Recorded information
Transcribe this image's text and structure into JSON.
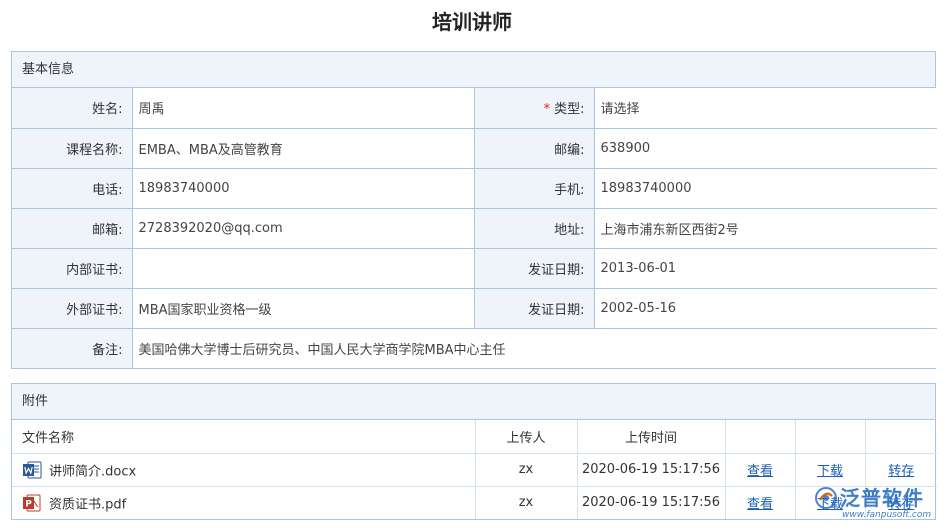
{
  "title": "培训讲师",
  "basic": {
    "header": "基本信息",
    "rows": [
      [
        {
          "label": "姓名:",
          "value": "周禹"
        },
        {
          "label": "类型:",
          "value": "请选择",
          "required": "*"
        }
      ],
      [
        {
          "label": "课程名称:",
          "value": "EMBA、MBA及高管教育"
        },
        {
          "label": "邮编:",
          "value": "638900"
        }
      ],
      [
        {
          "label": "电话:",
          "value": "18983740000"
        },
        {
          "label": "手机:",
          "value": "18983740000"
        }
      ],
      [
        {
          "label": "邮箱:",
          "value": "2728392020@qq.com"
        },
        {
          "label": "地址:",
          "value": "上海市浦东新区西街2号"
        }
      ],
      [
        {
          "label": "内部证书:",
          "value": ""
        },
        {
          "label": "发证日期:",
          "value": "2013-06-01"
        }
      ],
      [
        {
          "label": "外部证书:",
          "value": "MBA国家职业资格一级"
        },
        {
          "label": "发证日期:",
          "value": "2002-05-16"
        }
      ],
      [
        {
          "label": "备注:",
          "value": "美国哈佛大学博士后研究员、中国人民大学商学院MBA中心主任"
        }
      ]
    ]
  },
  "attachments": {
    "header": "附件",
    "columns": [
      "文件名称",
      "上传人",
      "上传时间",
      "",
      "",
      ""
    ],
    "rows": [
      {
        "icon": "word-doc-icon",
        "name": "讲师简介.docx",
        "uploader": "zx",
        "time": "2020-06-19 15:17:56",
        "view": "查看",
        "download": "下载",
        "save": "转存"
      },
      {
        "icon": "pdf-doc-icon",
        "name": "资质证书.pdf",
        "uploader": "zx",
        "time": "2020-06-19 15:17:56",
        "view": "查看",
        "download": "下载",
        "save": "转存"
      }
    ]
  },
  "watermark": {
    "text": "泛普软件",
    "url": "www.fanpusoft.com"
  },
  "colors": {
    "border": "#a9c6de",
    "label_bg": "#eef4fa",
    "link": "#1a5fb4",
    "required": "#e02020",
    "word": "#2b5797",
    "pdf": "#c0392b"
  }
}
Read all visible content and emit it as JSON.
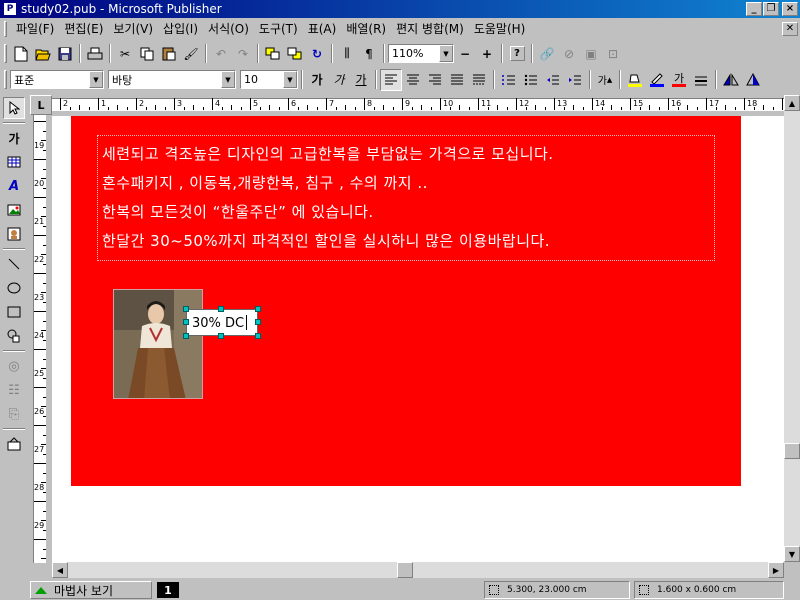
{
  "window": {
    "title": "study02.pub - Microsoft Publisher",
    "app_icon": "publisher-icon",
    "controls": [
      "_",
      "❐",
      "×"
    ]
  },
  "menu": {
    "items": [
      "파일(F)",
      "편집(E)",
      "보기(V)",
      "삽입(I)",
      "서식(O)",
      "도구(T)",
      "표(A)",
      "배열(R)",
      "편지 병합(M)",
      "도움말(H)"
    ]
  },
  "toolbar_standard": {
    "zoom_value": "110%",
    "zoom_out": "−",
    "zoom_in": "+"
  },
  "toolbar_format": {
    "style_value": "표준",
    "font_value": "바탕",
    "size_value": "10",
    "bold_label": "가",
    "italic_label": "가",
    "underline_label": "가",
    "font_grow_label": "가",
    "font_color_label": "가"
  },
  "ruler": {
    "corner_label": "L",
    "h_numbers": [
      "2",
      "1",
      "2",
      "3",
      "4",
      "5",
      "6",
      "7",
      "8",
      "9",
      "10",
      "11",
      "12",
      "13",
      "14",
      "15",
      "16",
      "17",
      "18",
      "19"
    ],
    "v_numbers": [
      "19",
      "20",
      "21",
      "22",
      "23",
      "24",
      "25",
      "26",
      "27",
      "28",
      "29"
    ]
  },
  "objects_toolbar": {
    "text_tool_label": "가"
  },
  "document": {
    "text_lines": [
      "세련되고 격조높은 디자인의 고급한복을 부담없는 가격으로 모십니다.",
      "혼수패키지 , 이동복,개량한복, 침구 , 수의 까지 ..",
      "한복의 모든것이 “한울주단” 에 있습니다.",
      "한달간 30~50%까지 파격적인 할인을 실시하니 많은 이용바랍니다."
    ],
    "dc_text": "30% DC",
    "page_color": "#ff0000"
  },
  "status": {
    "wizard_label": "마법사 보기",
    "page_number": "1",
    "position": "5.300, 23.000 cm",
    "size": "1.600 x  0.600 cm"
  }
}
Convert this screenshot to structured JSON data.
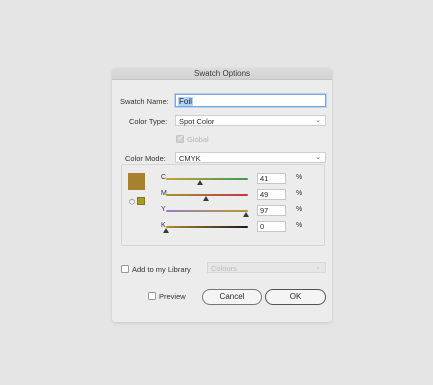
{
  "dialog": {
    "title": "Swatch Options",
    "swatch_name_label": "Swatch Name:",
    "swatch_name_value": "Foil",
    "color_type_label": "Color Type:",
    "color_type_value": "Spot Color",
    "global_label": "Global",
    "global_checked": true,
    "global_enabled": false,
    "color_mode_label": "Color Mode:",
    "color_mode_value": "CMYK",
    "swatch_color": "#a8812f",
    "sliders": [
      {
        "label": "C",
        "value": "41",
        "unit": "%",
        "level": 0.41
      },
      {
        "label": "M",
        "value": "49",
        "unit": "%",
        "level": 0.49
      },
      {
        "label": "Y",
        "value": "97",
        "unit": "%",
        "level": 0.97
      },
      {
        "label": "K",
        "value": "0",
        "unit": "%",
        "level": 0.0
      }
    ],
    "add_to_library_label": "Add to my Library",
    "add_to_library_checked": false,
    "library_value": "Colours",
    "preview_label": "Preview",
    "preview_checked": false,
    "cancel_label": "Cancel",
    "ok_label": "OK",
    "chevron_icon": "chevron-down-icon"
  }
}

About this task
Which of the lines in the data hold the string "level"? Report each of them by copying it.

Task solution
        "level": 0.41
        "level": 0.49
        "level": 0.97
        "level": 0.0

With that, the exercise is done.